Collection entries:
----------------------------------------

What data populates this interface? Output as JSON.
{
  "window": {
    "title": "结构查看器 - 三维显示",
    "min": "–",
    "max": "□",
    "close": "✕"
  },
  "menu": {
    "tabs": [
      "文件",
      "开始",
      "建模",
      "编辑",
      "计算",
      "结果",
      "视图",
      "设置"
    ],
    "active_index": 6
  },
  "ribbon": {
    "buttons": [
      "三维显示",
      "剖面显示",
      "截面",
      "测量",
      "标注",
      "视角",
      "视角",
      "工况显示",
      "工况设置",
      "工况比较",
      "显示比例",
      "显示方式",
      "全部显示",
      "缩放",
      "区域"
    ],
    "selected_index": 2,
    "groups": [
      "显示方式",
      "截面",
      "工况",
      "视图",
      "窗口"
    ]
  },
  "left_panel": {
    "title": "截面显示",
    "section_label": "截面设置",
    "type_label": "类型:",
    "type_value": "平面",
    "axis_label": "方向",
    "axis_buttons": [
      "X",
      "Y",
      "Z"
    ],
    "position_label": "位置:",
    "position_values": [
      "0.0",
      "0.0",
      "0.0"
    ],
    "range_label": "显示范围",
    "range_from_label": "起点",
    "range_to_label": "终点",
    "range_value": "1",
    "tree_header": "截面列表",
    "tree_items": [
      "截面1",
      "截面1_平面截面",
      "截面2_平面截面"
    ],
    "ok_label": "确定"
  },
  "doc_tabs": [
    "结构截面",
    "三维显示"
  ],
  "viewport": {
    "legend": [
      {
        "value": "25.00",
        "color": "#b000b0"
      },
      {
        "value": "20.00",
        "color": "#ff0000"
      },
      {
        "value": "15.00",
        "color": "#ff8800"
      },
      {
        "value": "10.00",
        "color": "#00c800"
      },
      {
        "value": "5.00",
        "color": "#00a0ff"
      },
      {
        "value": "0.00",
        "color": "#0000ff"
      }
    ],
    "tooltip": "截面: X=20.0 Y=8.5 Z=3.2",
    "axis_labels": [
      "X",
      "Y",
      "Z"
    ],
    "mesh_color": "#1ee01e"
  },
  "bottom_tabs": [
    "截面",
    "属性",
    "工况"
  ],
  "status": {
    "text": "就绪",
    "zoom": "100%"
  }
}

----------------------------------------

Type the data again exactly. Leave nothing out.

What data populates this interface? Output as JSON.
{
  "window": {
    "title": "结构查看器 - 三维显示",
    "min": "–",
    "max": "□",
    "close": "✕"
  },
  "menu": {
    "tabs": [
      "文件",
      "开始",
      "建模",
      "编辑",
      "计算",
      "结果",
      "视图",
      "设置"
    ],
    "active_index": 6
  },
  "ribbon": {
    "buttons": [
      "三维显示",
      "剖面显示",
      "截面",
      "测量",
      "标注",
      "视角",
      "视角",
      "工况显示",
      "工况设置",
      "工况比较",
      "显示比例",
      "显示方式",
      "全部显示",
      "缩放",
      "区域"
    ],
    "selected_index": 2,
    "groups": [
      "显示方式",
      "截面",
      "工况",
      "视图",
      "窗口"
    ]
  },
  "left_panel": {
    "title": "截面显示",
    "section_label": "截面设置",
    "type_label": "类型:",
    "type_value": "平面",
    "axis_label": "方向",
    "axis_buttons": [
      "X",
      "Y",
      "Z"
    ],
    "position_label": "位置:",
    "position_values": [
      "0.0",
      "0.0",
      "0.0"
    ],
    "range_label": "显示范围",
    "range_from_label": "起点",
    "range_to_label": "终点",
    "range_value": "1",
    "tree_header": "截面列表",
    "tree_items": [
      "截面1",
      "截面1_平面截面",
      "截面2_平面截面"
    ],
    "ok_label": "确定"
  },
  "doc_tabs": [
    "结构截面",
    "三维显示"
  ],
  "viewport": {
    "legend": [
      {
        "value": "25.00",
        "color": "#b000b0"
      },
      {
        "value": "20.00",
        "color": "#ff0000"
      },
      {
        "value": "15.00",
        "color": "#ff8800"
      },
      {
        "value": "10.00",
        "color": "#00c800"
      },
      {
        "value": "5.00",
        "color": "#00a0ff"
      },
      {
        "value": "0.00",
        "color": "#0000ff"
      }
    ],
    "tooltip": "截面: X=20.0 Y=8.5 Z=3.2",
    "axis_labels": [
      "X",
      "Y",
      "Z"
    ],
    "mesh_color": "#1ee01e"
  },
  "bottom_tabs": [
    "截面",
    "属性",
    "工况"
  ],
  "status": {
    "text": "就绪",
    "zoom": "100%"
  }
}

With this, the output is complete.